Smartphone Stuck in the SnowThe Winter Olympics in Beijing has been a PR disaster for many reasons, and the gloom has deepened after Team GB’s athletes were warned of potential spying by Chinese authorities.

A matter of months after the UK, the USA and Australia announced a diplomatic boycott of the event, the stars of ice and snow have been told to leave their mobile phones at home for fears that officials could bug them with spyware in a plot straight out of a Netflix thriller.

While stopping short of an outright ban, the British Olympic Association (BOA) has recommended that their representatives buy a new handset for the event, and has even offered them temporary devices to use. That way, they can contact friends and family, update their social media and arrange hook-ups on Tinder – as Olympians seem to enjoy doing.

The BOA is concerned that their athletes, with a sizable squad of around 60 expected to compete, will be targeted by the Chinese government following the diplomatic boycott, with fears that private data could be compromised or future movements tracked.

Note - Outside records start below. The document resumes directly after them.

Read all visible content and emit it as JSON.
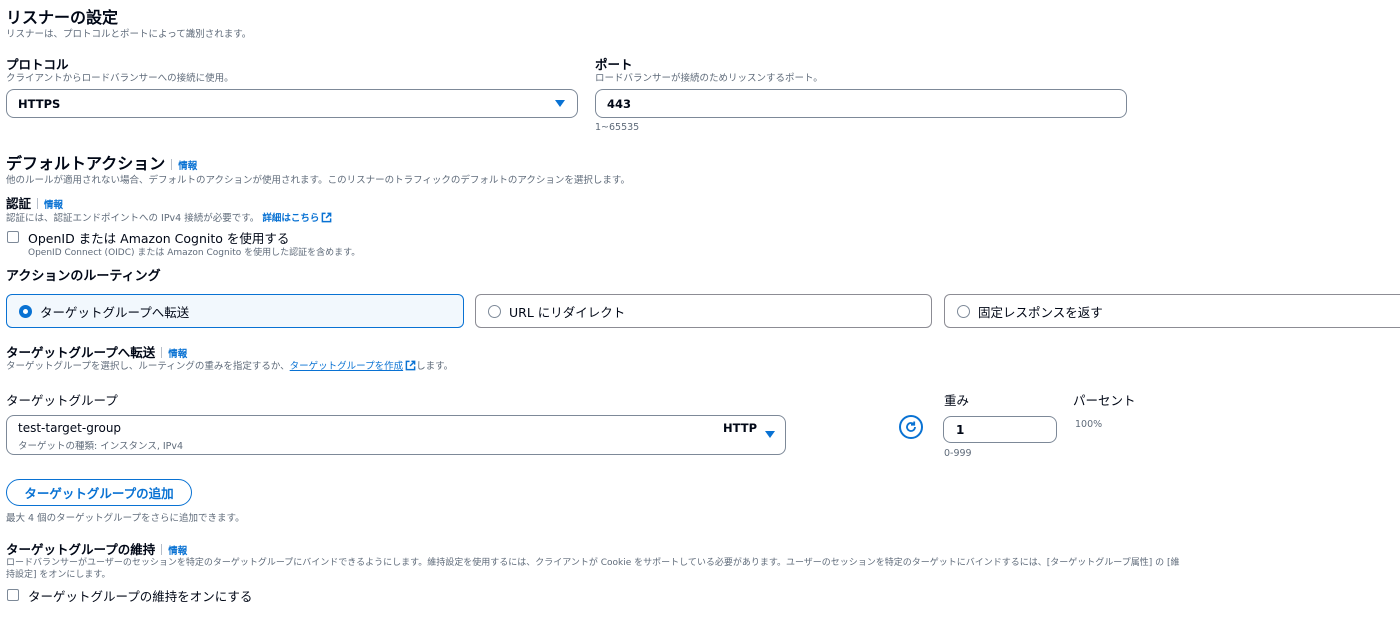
{
  "listener": {
    "title": "リスナーの設定",
    "description": "リスナーは、プロトコルとポートによって識別されます。"
  },
  "protocol": {
    "label": "プロトコル",
    "description": "クライアントからロードバランサーへの接続に使用。",
    "value": "HTTPS"
  },
  "port": {
    "label": "ポート",
    "description": "ロードバランサーが接続のためリッスンするポート。",
    "value": "443",
    "hint": "1~65535"
  },
  "default_action": {
    "title": "デフォルトアクション",
    "info": "情報",
    "description": "他のルールが適用されない場合、デフォルトのアクションが使用されます。このリスナーのトラフィックのデフォルトのアクションを選択します。"
  },
  "auth": {
    "title": "認証",
    "info": "情報",
    "description": "認証には、認証エンドポイントへの IPv4 接続が必要です。",
    "link": "詳細はこちら",
    "checkbox_label": "OpenID または Amazon Cognito を使用する",
    "checkbox_description": "OpenID Connect (OIDC) または Amazon Cognito を使用した認証を含めます。",
    "checked": false
  },
  "routing": {
    "title": "アクションのルーティング",
    "options": [
      {
        "label": "ターゲットグループへ転送",
        "selected": true
      },
      {
        "label": "URL にリダイレクト",
        "selected": false
      },
      {
        "label": "固定レスポンスを返す",
        "selected": false
      }
    ]
  },
  "forward": {
    "title": "ターゲットグループへ転送",
    "info": "情報",
    "description_pre": "ターゲットグループを選択し、ルーティングの重みを指定するか、",
    "description_link": "ターゲットグループを作成",
    "description_post": "します。"
  },
  "target_group": {
    "column_label": "ターゲットグループ",
    "weight_label": "重み",
    "percent_label": "パーセント",
    "name": "test-target-group",
    "subtext": "ターゲットの種類: インスタンス, IPv4",
    "protocol": "HTTP",
    "weight": "1",
    "weight_hint": "0-999",
    "percent": "100%"
  },
  "add_group": {
    "button": "ターゲットグループの追加",
    "hint": "最大 4 個のターゲットグループをさらに追加できます。"
  },
  "stickiness": {
    "title": "ターゲットグループの維持",
    "info": "情報",
    "description_line1": "ロードバランサーがユーザーのセッションを特定のターゲットグループにバインドできるようにします。維持設定を使用するには、クライアントが Cookie をサポートしている必要があります。ユーザーのセッションを特定のターゲットにバインドするには、[ターゲットグループ属性] の [維",
    "description_line2": "持設定] をオンにします。",
    "checkbox_label": "ターゲットグループの維持をオンにする",
    "checked": false
  },
  "colors": {
    "accent": "#0972d3",
    "text": "#000716",
    "muted": "#5f6b7a",
    "border": "#7d8998",
    "selected_bg": "#f2f8fd"
  }
}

A spokesperson for the organisation said:

“We’ve given athletes and staff practical advice so that they can make their own choice as to whether they take their personal devices to the Games, or not.

“Where they do not want to take their own equipment, we have provisioned temporary devices for them to use.”

The equivalent of the BOA in the Netherlands, a partnership of the Dutch Olympic Committee and the Dutch Sports Federation, has ordered their athletes not to take their smartphones and tablets to China – such is the level of fear about potential cyber surveillance. They will give their representatives phones and laptops, and has confirmed that they will be destroyed once returned to Europe.

Their spokesperson, Geert Slot, confirmed that China was considered a ‘specific case’ for such treatment, revealing:

“The importance of cybersecurity of course has grown over the years. But China has completely closed off its internet, which makes it a specific case.”

The Great Firewall of China

China Flag with Laptop and Padlock

Ordinarily, the International Olympic Committee (IOC) would implement a ‘closed loop’ systems for the duration of the games, meaning that athletes can use their devices without any external security fears.

But in China, the heavily-regulated internet – known as the Great Firewall of China –blocks a number of websites that are widely used in the Western world, such as Twitter, Facebook and even Google, and also has specific rules on the types of spyware and anti-virus software that can be used.

It’s just another reason why protestors are furious with the IOC for allowing the Games to be hosted in such a controversial nation, with a number of human rights abuses also identified.

The Committee has reiterated their belief that they should remain ‘politically neutral’, and pointed to the success of the 2018 Winter Olympics in the South Korean province of Pyeongchang – a relative stone’s throw from the dictatorship of North Korea.

“It became even more important to promote a solution grounded in our principles of political neutrality, dialogue and diplomacy,” said IOC chief Thomas Bach.

We’ll find out on February 4 whether such a stance is wise or not….